# Exercise details
Copy every entry word for word, but skip the pictures.

# Data for this task

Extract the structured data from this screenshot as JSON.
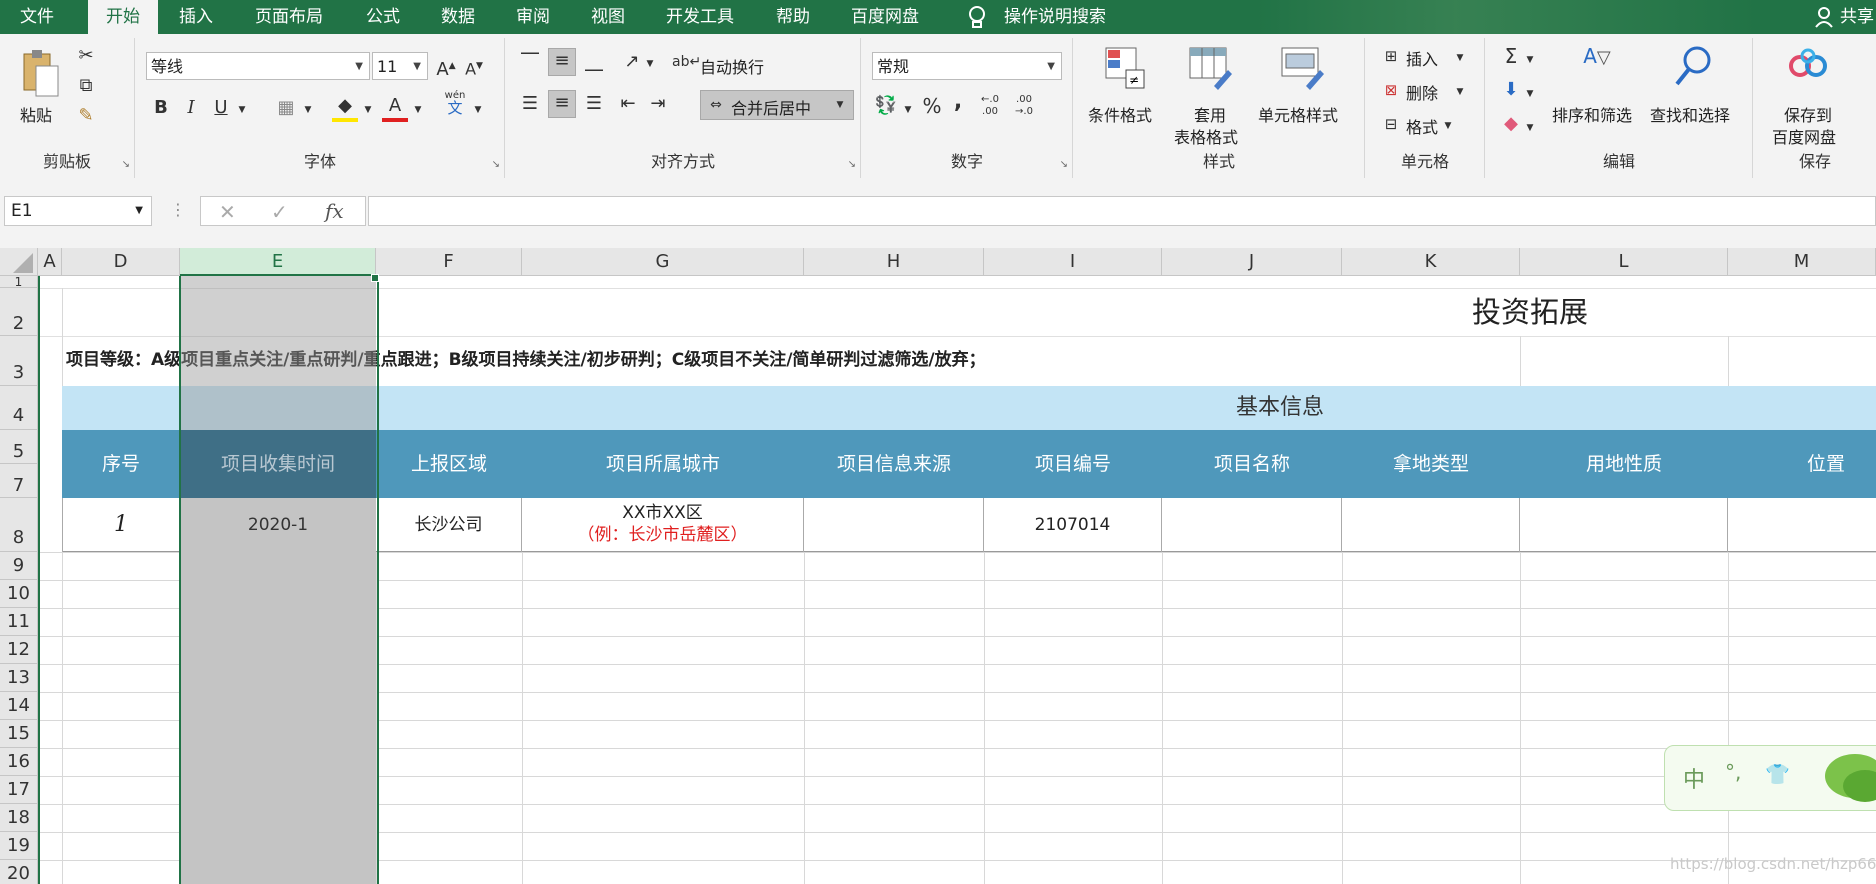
{
  "menu": {
    "tabs": [
      "文件",
      "开始",
      "插入",
      "页面布局",
      "公式",
      "数据",
      "审阅",
      "视图",
      "开发工具",
      "帮助",
      "百度网盘"
    ],
    "active_tab": "开始",
    "tell_me": "操作说明搜索",
    "share": "共享"
  },
  "ribbon": {
    "clipboard": {
      "label": "剪贴板",
      "paste": "粘贴"
    },
    "font": {
      "label": "字体",
      "font_name": "等线",
      "font_size": "11",
      "bold": "B",
      "italic": "I",
      "underline": "U",
      "wen": "wén",
      "wen2": "文"
    },
    "alignment": {
      "label": "对齐方式",
      "wrap_text": "自动换行",
      "merge_center": "合并后居中"
    },
    "number": {
      "label": "数字",
      "format": "常规",
      "percent": "%",
      "comma": ","
    },
    "styles": {
      "label": "样式",
      "conditional": "条件格式",
      "table_format_1": "套用",
      "table_format_2": "表格格式",
      "cell_styles": "单元格样式"
    },
    "cells": {
      "label": "单元格",
      "insert": "插入",
      "delete": "删除",
      "format": "格式"
    },
    "editing": {
      "label": "编辑",
      "sort_filter": "排序和筛选",
      "find_select": "查找和选择"
    },
    "save": {
      "label": "保存",
      "save_to_1": "保存到",
      "save_to_2": "百度网盘"
    }
  },
  "formula_bar": {
    "name_box": "E1",
    "cancel": "✕",
    "enter": "✓",
    "fx": "fx",
    "formula": ""
  },
  "columns": [
    "A",
    "D",
    "E",
    "F",
    "G",
    "H",
    "I",
    "J",
    "K",
    "L",
    "M"
  ],
  "rows": [
    "1",
    "2",
    "3",
    "4",
    "5",
    "7",
    "8",
    "9",
    "10",
    "11",
    "12",
    "13",
    "14",
    "15",
    "16",
    "17",
    "18",
    "19",
    "20"
  ],
  "sheet": {
    "title": "投资拓展",
    "note": "项目等级：A级项目重点关注/重点研判/重点跟进；B级项目持续关注/初步研判；C级项目不关注/简单研判过滤筛选/放弃；",
    "section": "基本信息",
    "headers": [
      "序号",
      "项目收集时间",
      "上报区域",
      "项目所属城市",
      "项目信息来源",
      "项目编号",
      "项目名称",
      "拿地类型",
      "用地性质",
      "位置"
    ],
    "row8": {
      "seq": "1",
      "time": "2020-1",
      "region": "长沙公司",
      "city": "XX市XX区",
      "city_example": "（例：长沙市岳麓区）",
      "source": "",
      "code": "2107014"
    }
  },
  "ime": {
    "zh": "中",
    "punct": "°,"
  },
  "watermark": "https://blog.csdn.net/hzp666",
  "colors": {
    "excel_green": "#217346",
    "header_blue": "#4f98bb",
    "light_blue": "#c3e4f5",
    "selected_gray": "#c4c4c4",
    "red_text": "#e02020"
  }
}
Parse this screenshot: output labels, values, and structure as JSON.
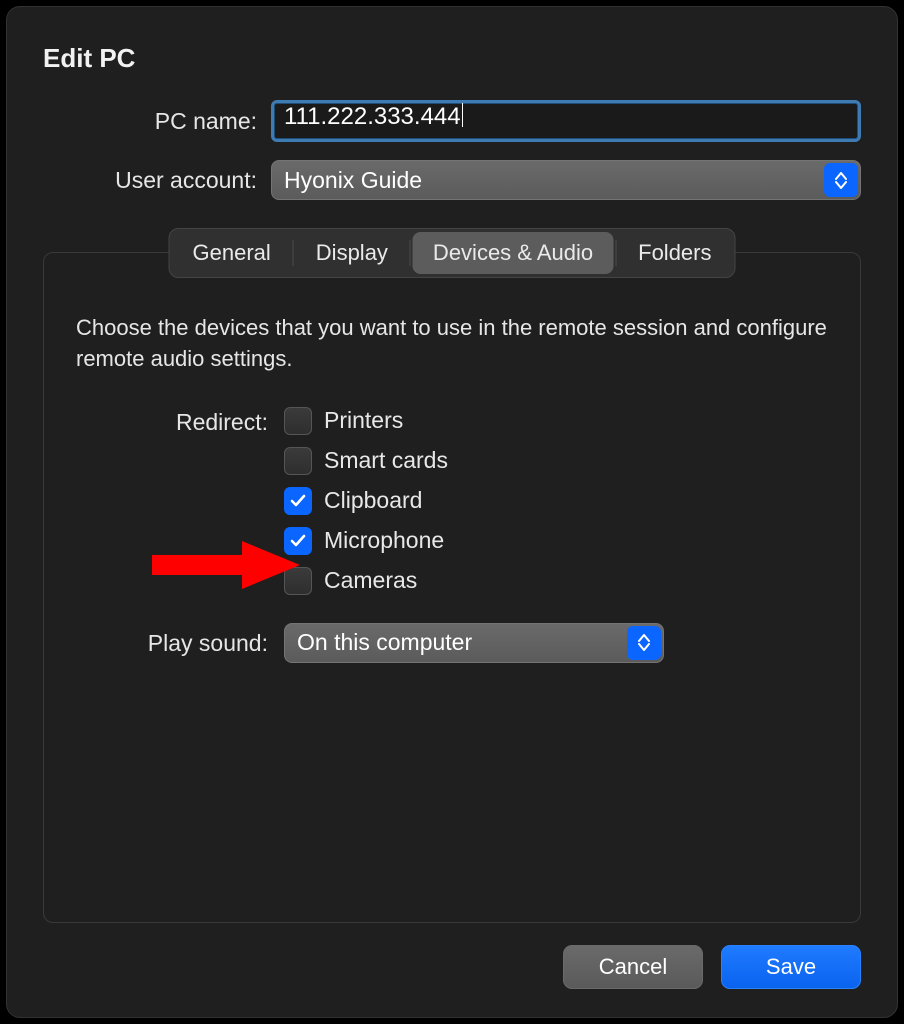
{
  "window": {
    "title": "Edit PC"
  },
  "form": {
    "pc_name_label": "PC name:",
    "pc_name_value": "111.222.333.444",
    "user_account_label": "User account:",
    "user_account_value": "Hyonix Guide"
  },
  "tabs": {
    "general": "General",
    "display": "Display",
    "devices_audio": "Devices & Audio",
    "folders": "Folders",
    "active": "devices_audio"
  },
  "panel": {
    "description": "Choose the devices that you want to use in the remote session and configure remote audio settings.",
    "redirect_label": "Redirect:",
    "redirect": {
      "printers": {
        "label": "Printers",
        "checked": false
      },
      "smartcards": {
        "label": "Smart cards",
        "checked": false
      },
      "clipboard": {
        "label": "Clipboard",
        "checked": true
      },
      "microphone": {
        "label": "Microphone",
        "checked": true
      },
      "cameras": {
        "label": "Cameras",
        "checked": false
      }
    },
    "play_sound_label": "Play sound:",
    "play_sound_value": "On this computer"
  },
  "footer": {
    "cancel": "Cancel",
    "save": "Save"
  },
  "annotation": {
    "arrow_target": "microphone-checkbox"
  }
}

# Expected output
Extract the structured data from this screenshot as JSON.
{
  "menu": {
    "tabs": [
      "文件",
      "开始",
      "插入",
      "页面布局",
      "公式",
      "数据",
      "审阅",
      "视图",
      "开发工具",
      "帮助",
      "百度网盘"
    ],
    "active_tab": "开始",
    "tell_me": "操作说明搜索",
    "share": "共享"
  },
  "ribbon": {
    "clipboard": {
      "label": "剪贴板",
      "paste": "粘贴"
    },
    "font": {
      "label": "字体",
      "font_name": "等线",
      "font_size": "11",
      "bold": "B",
      "italic": "I",
      "underline": "U",
      "wen": "wén",
      "wen2": "文"
    },
    "alignment": {
      "label": "对齐方式",
      "wrap_text": "自动换行",
      "merge_center": "合并后居中"
    },
    "number": {
      "label": "数字",
      "format": "常规",
      "percent": "%",
      "comma": ","
    },
    "styles": {
      "label": "样式",
      "conditional": "条件格式",
      "table_format_1": "套用",
      "table_format_2": "表格格式",
      "cell_styles": "单元格样式"
    },
    "cells": {
      "label": "单元格",
      "insert": "插入",
      "delete": "删除",
      "format": "格式"
    },
    "editing": {
      "label": "编辑",
      "sort_filter": "排序和筛选",
      "find_select": "查找和选择"
    },
    "save": {
      "label": "保存",
      "save_to_1": "保存到",
      "save_to_2": "百度网盘"
    }
  },
  "formula_bar": {
    "name_box": "E1",
    "cancel": "✕",
    "enter": "✓",
    "fx": "fx",
    "formula": ""
  },
  "columns": [
    "A",
    "D",
    "E",
    "F",
    "G",
    "H",
    "I",
    "J",
    "K",
    "L",
    "M"
  ],
  "rows": [
    "1",
    "2",
    "3",
    "4",
    "5",
    "7",
    "8",
    "9",
    "10",
    "11",
    "12",
    "13",
    "14",
    "15",
    "16",
    "17",
    "18",
    "19",
    "20"
  ],
  "sheet": {
    "title": "投资拓展",
    "note": "项目等级：A级项目重点关注/重点研判/重点跟进；B级项目持续关注/初步研判；C级项目不关注/简单研判过滤筛选/放弃；",
    "section": "基本信息",
    "headers": [
      "序号",
      "项目收集时间",
      "上报区域",
      "项目所属城市",
      "项目信息来源",
      "项目编号",
      "项目名称",
      "拿地类型",
      "用地性质",
      "位置"
    ],
    "row8": {
      "seq": "1",
      "time": "2020-1",
      "region": "长沙公司",
      "city": "XX市XX区",
      "city_example": "（例：长沙市岳麓区）",
      "source": "",
      "code": "2107014"
    }
  },
  "ime": {
    "zh": "中",
    "punct": "°,"
  },
  "watermark": "https://blog.csdn.net/hzp666",
  "colors": {
    "excel_green": "#217346",
    "header_blue": "#4f98bb",
    "light_blue": "#c3e4f5",
    "selected_gray": "#c4c4c4",
    "red_text": "#e02020"
  }
}
Parse this screenshot: output labels, values, and structure as JSON.
{
  "window": {
    "title": "Edit PC"
  },
  "form": {
    "pc_name_label": "PC name:",
    "pc_name_value": "111.222.333.444",
    "user_account_label": "User account:",
    "user_account_value": "Hyonix Guide"
  },
  "tabs": {
    "general": "General",
    "display": "Display",
    "devices_audio": "Devices & Audio",
    "folders": "Folders",
    "active": "devices_audio"
  },
  "panel": {
    "description": "Choose the devices that you want to use in the remote session and configure remote audio settings.",
    "redirect_label": "Redirect:",
    "redirect": {
      "printers": {
        "label": "Printers",
        "checked": false
      },
      "smartcards": {
        "label": "Smart cards",
        "checked": false
      },
      "clipboard": {
        "label": "Clipboard",
        "checked": true
      },
      "microphone": {
        "label": "Microphone",
        "checked": true
      },
      "cameras": {
        "label": "Cameras",
        "checked": false
      }
    },
    "play_sound_label": "Play sound:",
    "play_sound_value": "On this computer"
  },
  "footer": {
    "cancel": "Cancel",
    "save": "Save"
  },
  "annotation": {
    "arrow_target": "microphone-checkbox"
  }
}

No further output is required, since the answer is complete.